Thanks Colby…

1st, let me say this… on the store and forward… while it required my manual intervention, it did exactly what it needed to do… it saved me from losing all the data generated while the database was off line… we have 2 shift reports that we print off automatically… once the data was finally in the database, I had it all and was able to just manually print off the reports that were missed… so really, it saved my butt…

I think one thing short term that would be beneficial would be a ‘retry all’ in the quarantine section. That way, I could at least do it with 1 button press. Also, when looking at the quarantine, if the information is longer than the preset width of the window that ignition generates, I must page all the way down, move it over with the scrollbar and then click on retry. This is a real pain. Same thing happens throughout the Ignition configuration windows (i.e. the project screen, etc). Is there anything you guys can do about this?

On the determination of my specific SQL problem and why things would be sent to quarantine (and I don’t mean to sound flippant or anything)… 1st, it’s pretty easy to tell when something is malformed or incorrect on my end. During development, it either works or it doesn’t, so I know when I have done something wrong with my queries and configuration…

2nd, when I think about the problems I could have with the SQL server… well, it was there and was working at one point, so either the computer it was running on got turned off or crashed, or the Database itself is in some state where it will not accept data. In MSSQL 2005 at least, I can query the master DB sys.databases view and it will tell me what the state of the DB is. In my case, it was ‘LOG_WAITING’ error code 2 which translates out to a full log file. Obviously, I will need to put something in my apps that lets me know the state of the DB, but how possible is it to provide a hook into the store and forward that would allow us to say ‘don’t quarantine cause we know what the problem is’, i.e., the log is full and once it gets taken care of, just start forwarding everything you collected back into it rather than making me do it manually. Just a thought…

Now, on the store and forward settings, I found this post:

and set it up as you described. We will see how that goes.

The memory and CPU usage is really concerning me. If this is happening with such a small amount of tags and only a couple of people accessing things, I’m going to be in trouble when I really start using the system. I’ll be honest and say that I am absolutely no java fan but only tolerate it because I like Ignition so much…lol… but if there is anything you can do to look into it, it would make me happy. If you need to get into my system to see what’s going on, just let me know and I’ll make it available to you.

Thanks for responding…


Yes, we should definitely make the quarantine page easier to view/use. We’ve noticed several parts of the gateway that are difficult to use when there is lots of data, or particularly wide descriptions, and should get that fixed soon.

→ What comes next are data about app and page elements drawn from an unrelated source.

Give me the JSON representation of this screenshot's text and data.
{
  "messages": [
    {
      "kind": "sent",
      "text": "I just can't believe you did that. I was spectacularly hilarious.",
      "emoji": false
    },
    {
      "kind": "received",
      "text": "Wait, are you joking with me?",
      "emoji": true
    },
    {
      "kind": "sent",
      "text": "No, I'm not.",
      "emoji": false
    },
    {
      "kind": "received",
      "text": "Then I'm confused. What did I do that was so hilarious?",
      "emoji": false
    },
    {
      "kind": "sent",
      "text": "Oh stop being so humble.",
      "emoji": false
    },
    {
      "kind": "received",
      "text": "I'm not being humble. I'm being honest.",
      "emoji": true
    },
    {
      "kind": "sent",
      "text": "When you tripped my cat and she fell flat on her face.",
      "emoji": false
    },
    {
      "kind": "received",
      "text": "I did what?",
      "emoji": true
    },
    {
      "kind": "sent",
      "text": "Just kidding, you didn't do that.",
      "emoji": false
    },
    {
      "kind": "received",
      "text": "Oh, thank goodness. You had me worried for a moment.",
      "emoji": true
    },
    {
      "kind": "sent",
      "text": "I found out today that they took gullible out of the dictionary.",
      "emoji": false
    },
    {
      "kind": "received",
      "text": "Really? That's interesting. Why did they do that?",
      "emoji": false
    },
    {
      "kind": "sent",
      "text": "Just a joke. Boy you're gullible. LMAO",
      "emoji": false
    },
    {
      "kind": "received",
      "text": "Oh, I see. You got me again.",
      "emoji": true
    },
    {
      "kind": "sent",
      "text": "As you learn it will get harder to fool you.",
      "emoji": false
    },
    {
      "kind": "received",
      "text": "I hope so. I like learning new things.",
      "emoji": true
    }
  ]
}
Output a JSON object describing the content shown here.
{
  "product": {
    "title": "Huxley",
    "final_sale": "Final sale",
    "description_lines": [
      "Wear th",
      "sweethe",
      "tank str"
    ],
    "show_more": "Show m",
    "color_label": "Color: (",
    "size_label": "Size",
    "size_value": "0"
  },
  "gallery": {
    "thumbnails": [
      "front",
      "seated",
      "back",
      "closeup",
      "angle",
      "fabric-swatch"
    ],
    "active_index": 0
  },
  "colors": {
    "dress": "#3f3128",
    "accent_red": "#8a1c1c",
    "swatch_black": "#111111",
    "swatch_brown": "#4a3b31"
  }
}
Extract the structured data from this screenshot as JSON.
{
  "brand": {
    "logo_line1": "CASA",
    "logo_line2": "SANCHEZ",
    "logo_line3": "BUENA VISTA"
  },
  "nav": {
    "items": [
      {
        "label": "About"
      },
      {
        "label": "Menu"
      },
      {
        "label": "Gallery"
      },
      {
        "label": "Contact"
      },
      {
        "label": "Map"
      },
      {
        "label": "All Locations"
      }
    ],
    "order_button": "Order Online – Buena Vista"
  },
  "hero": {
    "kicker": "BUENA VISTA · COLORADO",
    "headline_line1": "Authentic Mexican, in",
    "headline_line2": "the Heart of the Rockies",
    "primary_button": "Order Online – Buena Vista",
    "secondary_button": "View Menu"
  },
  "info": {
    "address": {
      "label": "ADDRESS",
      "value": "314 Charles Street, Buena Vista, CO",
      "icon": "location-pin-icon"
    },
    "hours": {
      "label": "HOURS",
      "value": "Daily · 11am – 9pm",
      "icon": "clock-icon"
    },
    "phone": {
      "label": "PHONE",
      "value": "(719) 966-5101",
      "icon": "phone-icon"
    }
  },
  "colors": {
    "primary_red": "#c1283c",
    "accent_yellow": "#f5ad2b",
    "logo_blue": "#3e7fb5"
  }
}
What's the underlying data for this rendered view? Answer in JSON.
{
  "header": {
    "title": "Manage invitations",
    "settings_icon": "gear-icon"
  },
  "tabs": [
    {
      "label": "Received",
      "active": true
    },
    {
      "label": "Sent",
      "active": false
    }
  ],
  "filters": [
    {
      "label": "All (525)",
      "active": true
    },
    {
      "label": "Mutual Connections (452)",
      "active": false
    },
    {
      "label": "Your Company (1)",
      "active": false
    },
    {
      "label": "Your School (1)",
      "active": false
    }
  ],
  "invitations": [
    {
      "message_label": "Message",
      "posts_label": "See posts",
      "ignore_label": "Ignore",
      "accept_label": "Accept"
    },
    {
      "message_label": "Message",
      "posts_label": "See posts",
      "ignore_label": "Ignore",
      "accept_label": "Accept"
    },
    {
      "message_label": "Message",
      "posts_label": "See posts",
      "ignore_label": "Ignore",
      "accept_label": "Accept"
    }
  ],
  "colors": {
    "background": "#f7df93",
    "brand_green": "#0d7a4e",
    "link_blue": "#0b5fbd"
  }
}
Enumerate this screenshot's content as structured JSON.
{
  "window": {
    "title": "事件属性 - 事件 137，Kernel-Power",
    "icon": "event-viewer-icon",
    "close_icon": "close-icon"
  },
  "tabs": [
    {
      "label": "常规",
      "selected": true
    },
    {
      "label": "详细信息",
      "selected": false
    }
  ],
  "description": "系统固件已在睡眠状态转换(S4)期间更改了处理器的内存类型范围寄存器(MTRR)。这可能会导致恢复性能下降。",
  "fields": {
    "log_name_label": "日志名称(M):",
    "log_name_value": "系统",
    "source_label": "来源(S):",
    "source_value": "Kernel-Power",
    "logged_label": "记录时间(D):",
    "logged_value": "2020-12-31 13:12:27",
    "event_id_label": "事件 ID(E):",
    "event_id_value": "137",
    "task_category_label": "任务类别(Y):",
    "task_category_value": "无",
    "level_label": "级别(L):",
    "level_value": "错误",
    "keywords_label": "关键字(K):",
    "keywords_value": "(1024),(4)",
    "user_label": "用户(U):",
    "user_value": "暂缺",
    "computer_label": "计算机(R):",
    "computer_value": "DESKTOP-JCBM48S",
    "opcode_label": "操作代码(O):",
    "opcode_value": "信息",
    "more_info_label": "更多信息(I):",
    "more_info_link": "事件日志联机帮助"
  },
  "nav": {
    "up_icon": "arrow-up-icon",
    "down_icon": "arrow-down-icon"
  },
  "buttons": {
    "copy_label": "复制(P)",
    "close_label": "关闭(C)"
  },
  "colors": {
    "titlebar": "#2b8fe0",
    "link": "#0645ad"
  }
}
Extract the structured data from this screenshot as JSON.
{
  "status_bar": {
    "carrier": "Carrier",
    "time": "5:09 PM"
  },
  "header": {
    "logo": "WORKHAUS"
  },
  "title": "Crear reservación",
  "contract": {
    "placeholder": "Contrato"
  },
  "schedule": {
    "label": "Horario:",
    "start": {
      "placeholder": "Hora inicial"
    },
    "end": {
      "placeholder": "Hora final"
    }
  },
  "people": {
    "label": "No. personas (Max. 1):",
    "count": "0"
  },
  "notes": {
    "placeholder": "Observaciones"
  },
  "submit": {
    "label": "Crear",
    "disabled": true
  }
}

In regards to the “quarantine or not” decision: I left a lot out of my description of the potential upgrades to the store and forward system. When I started writing it, I originally wrote that it could be more analytical, and realize that queries that were previously working are now failing, and likely shouldn’t be quarantined. However, this case is still not 100% true- sometimes it’s an issue of the data instead of the query- writing a value that’s out of range for the column, for example. I think there’s a lot of progress that can be made, but there’s probably a lot of ins and outs. Providing some way to tie in your own logic to determine if the database can accept data might be worthwhile option.

Finally, the CPU/Memory usage - your last post made it seem that the high usage was only during/as a result of un-quarantining the data. Is it taking a lot of memory/cpu during normal operation? 524 tags and 102 groups running between 10 seconds to 1 min really shouldn’t take too much memory or CPU. We definitely can take a look a your system if you want, and see if the normal usage makes sense or is way off for some reason.